Task to complete
How many of the lines below contain "time"? Reply with only that figure.
━━━━━ Material provided
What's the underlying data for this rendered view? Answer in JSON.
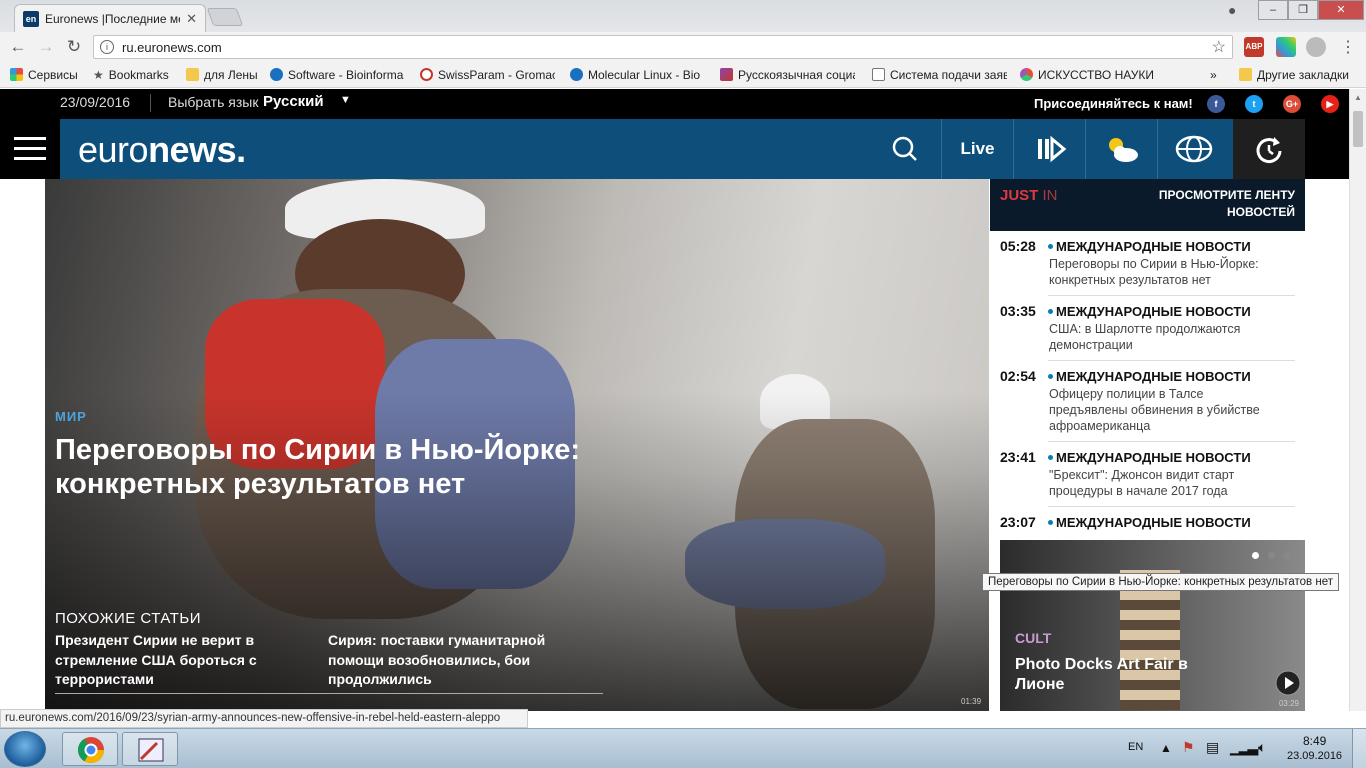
{
  "browser": {
    "tab_title": "Euronews |Последние ме",
    "tab_favicon": "en",
    "url": "ru.euronews.com",
    "bookmarks": [
      "Сервисы",
      "Bookmarks",
      "для Лены",
      "Software - Bioinforma",
      "SwissParam - Gromac",
      "Molecular Linux - Bio",
      "Русскоязычная социа",
      "Система подачи заяв",
      "ИСКУССТВО НАУКИ"
    ],
    "bookmarks_overflow": "»",
    "other_bookmarks": "Другие закладки"
  },
  "site": {
    "date": "23/09/2016",
    "lang_label": "Выбрать язык",
    "lang_value": "Русский",
    "join": "Присоединяйтесь к нам!",
    "logo_light": "euro",
    "logo_bold": "news.",
    "live": "Live"
  },
  "hero": {
    "kicker": "МИР",
    "headline": "Переговоры по Сирии в Нью-Йорке: конкретных результатов нет",
    "related_title": "ПОХОЖИЕ СТАТЬИ",
    "related": [
      "Президент Сирии не верит в стремление США бороться с террористами",
      "Сирия: поставки гуманитарной помощи возобновились, бои продолжились"
    ],
    "video_duration": "01:39"
  },
  "just_in": {
    "label_just": "JUST",
    "label_in": "IN",
    "link": "ПРОСМОТРИТЕ ЛЕНТУ НОВОСТЕЙ",
    "items": [
      {
        "time": "05:28",
        "category": "МЕЖДУНАРОДНЫЕ НОВОСТИ",
        "text": "Переговоры по Сирии в Нью-Йорке: конкретных результатов нет"
      },
      {
        "time": "03:35",
        "category": "МЕЖДУНАРОДНЫЕ НОВОСТИ",
        "text": "США: в Шарлотте продолжаются демонстрации"
      },
      {
        "time": "02:54",
        "category": "МЕЖДУНАРОДНЫЕ НОВОСТИ",
        "text": "Офицеру полиции в Талсе предъявлены обвинения в убийстве афроамериканца"
      },
      {
        "time": "23:41",
        "category": "МЕЖДУНАРОДНЫЕ НОВОСТИ",
        "text": "\"Брексит\": Джонсон видит старт процедуры в начале 2017 года"
      },
      {
        "time": "23:07",
        "category": "МЕЖДУНАРОДНЫЕ НОВОСТИ",
        "text": ""
      }
    ]
  },
  "card": {
    "kicker": "CULT",
    "title": "Photo Docks Art Fair в Лионе",
    "duration": "03:29"
  },
  "tooltip": "Переговоры по Сирии в Нью-Йорке: конкретных результатов нет",
  "status_url": "ru.euronews.com/2016/09/23/syrian-army-announces-new-offensive-in-rebel-held-eastern-aleppo",
  "taskbar": {
    "lang": "EN",
    "time": "8:49",
    "date": "23.09.2016"
  },
  "colors": {
    "brand_blue": "#0d4f7a",
    "just_red": "#e0383e",
    "kicker_blue": "#4fa3db",
    "cult_purple": "#c89bd4"
  }
}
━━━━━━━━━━
Answer
6